What is the hardest thing to deal with during this condition? Working out and running. Saying no to going out with friends. Not being able to sit in the sun. Missing a lot of time from my job .

What is the first thing you will do when healed? Possibly run a marathon! Spending more time with family and friends. Just enjoying life! Traveling and meeting some of the others who have gone through like myself.

Patients Like Me

One of the biggest questions concerning Red Skin Syndrome is just how many people have suffered/are suffering through the condition. With the high number of misdiagnosed patients, there will never be an accurate number until this condition is accepted in the medical community by all practicing doctors.

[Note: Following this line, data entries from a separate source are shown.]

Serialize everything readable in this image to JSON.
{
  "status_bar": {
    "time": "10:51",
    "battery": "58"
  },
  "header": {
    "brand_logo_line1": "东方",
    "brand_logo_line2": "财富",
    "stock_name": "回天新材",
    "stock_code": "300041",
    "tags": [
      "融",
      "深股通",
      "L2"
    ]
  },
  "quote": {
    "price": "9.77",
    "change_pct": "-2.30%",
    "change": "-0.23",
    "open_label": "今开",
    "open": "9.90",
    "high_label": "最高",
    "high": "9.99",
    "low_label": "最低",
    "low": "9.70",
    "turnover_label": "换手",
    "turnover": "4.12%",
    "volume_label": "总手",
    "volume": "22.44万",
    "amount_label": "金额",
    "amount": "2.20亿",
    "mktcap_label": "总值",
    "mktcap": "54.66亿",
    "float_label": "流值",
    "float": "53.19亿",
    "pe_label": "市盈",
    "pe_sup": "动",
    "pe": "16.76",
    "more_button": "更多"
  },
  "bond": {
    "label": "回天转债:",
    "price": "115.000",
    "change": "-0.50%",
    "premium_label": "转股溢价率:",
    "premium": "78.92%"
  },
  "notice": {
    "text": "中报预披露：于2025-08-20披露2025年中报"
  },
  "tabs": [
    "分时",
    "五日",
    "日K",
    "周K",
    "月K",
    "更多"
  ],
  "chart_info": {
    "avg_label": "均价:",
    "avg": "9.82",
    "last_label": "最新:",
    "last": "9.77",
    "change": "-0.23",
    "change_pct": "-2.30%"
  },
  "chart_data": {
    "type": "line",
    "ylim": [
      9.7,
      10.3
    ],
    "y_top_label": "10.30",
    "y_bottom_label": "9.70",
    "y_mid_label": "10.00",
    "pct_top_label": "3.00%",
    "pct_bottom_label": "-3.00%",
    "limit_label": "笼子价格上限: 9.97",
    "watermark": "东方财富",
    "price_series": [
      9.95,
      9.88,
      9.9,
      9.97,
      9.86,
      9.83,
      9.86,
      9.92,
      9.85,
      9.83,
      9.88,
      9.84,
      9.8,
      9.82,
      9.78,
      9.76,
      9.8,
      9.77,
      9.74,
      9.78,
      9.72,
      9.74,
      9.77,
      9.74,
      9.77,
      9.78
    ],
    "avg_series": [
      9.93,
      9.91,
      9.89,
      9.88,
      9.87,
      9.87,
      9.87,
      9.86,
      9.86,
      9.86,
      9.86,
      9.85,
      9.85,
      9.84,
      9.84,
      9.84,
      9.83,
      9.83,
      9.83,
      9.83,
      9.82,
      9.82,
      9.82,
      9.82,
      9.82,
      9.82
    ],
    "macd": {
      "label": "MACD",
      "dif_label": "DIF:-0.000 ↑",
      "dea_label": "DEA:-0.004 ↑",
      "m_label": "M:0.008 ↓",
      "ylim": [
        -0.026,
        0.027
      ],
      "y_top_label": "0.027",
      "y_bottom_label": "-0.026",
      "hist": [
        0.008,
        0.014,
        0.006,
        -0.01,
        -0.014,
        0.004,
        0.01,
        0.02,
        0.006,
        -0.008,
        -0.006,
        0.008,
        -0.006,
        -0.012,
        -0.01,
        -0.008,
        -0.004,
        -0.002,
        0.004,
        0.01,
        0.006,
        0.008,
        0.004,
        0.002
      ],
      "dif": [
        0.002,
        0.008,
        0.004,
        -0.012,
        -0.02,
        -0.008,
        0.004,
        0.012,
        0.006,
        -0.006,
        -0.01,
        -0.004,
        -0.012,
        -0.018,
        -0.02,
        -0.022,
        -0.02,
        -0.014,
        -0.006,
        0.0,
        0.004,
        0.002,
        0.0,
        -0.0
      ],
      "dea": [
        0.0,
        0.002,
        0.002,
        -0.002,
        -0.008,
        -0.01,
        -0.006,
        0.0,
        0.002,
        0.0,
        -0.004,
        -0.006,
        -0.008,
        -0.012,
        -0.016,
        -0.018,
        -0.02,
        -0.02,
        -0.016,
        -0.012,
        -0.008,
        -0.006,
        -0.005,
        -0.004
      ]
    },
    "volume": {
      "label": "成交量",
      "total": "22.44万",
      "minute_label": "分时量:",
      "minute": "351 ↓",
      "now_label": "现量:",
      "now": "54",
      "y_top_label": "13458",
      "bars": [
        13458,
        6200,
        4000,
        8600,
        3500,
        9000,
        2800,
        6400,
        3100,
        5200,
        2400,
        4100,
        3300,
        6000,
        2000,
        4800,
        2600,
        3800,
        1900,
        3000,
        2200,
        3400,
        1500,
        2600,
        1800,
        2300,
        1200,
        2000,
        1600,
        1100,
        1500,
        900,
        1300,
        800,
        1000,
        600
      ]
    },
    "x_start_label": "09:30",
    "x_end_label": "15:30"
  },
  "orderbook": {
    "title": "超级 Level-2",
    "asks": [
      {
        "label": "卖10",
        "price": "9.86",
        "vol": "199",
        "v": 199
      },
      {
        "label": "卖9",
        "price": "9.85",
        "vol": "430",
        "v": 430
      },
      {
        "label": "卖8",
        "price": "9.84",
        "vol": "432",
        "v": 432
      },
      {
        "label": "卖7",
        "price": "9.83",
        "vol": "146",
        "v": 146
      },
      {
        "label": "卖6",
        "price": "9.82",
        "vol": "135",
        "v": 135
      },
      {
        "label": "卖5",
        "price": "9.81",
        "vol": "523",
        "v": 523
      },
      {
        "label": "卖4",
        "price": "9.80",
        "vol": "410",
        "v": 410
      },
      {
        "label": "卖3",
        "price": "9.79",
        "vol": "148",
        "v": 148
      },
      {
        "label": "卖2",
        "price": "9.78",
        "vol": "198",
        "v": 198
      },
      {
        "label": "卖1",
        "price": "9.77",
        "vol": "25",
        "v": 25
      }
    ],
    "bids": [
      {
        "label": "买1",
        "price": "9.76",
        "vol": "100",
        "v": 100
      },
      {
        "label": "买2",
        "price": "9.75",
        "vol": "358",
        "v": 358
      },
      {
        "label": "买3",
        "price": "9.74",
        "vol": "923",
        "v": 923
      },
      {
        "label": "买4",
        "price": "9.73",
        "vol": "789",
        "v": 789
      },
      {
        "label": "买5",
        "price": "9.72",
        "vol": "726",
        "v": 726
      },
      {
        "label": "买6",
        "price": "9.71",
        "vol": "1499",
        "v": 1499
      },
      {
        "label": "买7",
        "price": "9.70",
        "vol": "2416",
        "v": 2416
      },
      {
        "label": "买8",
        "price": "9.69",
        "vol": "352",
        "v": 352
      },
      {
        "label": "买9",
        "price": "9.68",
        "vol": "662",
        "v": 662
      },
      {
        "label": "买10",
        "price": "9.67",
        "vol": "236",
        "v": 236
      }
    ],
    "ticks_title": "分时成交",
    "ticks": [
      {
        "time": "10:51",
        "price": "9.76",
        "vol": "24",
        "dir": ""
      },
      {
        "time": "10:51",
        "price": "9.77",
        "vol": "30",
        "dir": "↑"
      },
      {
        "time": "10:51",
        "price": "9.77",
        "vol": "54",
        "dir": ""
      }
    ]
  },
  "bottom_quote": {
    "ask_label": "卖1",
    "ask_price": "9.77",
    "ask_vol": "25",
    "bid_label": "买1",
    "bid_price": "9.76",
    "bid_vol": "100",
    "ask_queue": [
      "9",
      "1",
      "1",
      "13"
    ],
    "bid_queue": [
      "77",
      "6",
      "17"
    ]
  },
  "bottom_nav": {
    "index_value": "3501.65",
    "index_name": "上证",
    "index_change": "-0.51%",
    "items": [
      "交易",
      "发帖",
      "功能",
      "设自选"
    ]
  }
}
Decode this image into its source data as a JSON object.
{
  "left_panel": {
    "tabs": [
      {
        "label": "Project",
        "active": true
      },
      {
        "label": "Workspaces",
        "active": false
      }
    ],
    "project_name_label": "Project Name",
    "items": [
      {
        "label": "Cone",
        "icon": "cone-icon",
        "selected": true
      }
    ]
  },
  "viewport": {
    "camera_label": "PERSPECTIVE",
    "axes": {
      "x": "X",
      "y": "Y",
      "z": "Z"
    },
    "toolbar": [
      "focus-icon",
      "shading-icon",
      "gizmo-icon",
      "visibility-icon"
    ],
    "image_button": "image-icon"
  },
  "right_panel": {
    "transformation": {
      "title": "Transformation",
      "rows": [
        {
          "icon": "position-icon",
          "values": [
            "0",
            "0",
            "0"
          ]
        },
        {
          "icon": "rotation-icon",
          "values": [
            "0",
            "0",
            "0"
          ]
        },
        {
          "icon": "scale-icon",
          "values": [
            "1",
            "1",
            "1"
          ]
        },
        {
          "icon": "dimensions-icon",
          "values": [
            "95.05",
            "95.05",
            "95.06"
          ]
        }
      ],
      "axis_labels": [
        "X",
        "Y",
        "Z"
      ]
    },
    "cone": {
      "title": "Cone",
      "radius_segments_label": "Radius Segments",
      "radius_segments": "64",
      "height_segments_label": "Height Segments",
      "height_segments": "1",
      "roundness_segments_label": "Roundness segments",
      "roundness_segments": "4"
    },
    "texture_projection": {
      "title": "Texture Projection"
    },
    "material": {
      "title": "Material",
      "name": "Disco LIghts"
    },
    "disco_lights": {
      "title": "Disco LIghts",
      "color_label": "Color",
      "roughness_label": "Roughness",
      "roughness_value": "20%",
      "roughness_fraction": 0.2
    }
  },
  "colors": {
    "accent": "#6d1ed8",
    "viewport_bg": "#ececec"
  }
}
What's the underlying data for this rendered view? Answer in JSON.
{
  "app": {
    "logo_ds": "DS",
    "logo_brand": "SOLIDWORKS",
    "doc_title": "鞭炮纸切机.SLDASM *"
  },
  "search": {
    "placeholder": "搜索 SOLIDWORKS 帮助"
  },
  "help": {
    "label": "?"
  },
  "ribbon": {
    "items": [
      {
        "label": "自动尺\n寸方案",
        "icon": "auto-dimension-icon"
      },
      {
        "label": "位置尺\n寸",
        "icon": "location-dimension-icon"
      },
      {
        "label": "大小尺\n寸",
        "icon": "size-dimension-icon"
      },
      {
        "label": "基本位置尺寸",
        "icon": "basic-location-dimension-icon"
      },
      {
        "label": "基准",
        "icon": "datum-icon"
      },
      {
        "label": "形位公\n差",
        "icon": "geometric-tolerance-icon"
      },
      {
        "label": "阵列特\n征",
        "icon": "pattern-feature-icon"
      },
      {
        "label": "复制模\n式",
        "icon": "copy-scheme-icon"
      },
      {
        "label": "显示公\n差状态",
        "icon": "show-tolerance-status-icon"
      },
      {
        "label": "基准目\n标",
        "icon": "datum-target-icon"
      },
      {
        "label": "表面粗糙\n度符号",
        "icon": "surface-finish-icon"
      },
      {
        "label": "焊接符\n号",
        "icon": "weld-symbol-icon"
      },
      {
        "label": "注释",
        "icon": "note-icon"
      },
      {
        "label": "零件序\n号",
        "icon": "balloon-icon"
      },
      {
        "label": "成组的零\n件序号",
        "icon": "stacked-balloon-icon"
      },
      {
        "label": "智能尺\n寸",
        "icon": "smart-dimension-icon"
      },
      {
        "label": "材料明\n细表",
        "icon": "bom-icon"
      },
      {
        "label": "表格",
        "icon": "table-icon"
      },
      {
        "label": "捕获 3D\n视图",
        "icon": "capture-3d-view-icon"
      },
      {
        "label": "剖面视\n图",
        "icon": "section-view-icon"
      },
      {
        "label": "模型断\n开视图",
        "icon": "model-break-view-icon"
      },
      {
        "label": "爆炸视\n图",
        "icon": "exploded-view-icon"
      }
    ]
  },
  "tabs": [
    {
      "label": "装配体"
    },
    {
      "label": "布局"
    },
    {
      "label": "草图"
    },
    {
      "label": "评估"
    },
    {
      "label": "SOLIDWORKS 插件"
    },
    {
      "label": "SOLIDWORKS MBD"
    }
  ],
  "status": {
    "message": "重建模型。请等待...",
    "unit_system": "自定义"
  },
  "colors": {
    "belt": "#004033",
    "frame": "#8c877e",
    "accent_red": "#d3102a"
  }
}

However, there are ways of getting our numbers out into the world.

One site that can help in this process is PatientsLikeMe.

PatientsLikeMe allows you to not only enter a diagnosis of Red Skin Syndrome (of which 22 on the site have logged), but it allows you to keep track of your progress.

There is:

  • An About Me section
  • A Height and Weight section (can also find BMI)
  • An InstantMe section (you answer the same question everyday to track yourself)
  • A Quality of Life section
  • A Labs and Tests section
  • A Symptoms section (pain, insomnia, etc)
  • A Treatments and Medications section
  • A Hospital Tracking section

And, to top it off, you can follow all those with your diagnosis to see their progress and stories.

It takes about 15 minutes to set up (you get 3 stars for setting up all the categories). The most important part however is putting in “Red Skin Syndrome” as the diagnosis. That way, it can track how many on the site have this condition.

If you are not able to monetarily help the documentary project (RSS can drain our pockets), this is an important and powerful way to assist in this movement. It may not be a true database, but it certainly can help us see how many may be suffering through this. Please, take this time to fill out your profile.

PatientsLikeMe 


Thank you so much for taking the time to raise awareness about the overprescription of topical steroids and how urgent it is to get this message across in the medical community.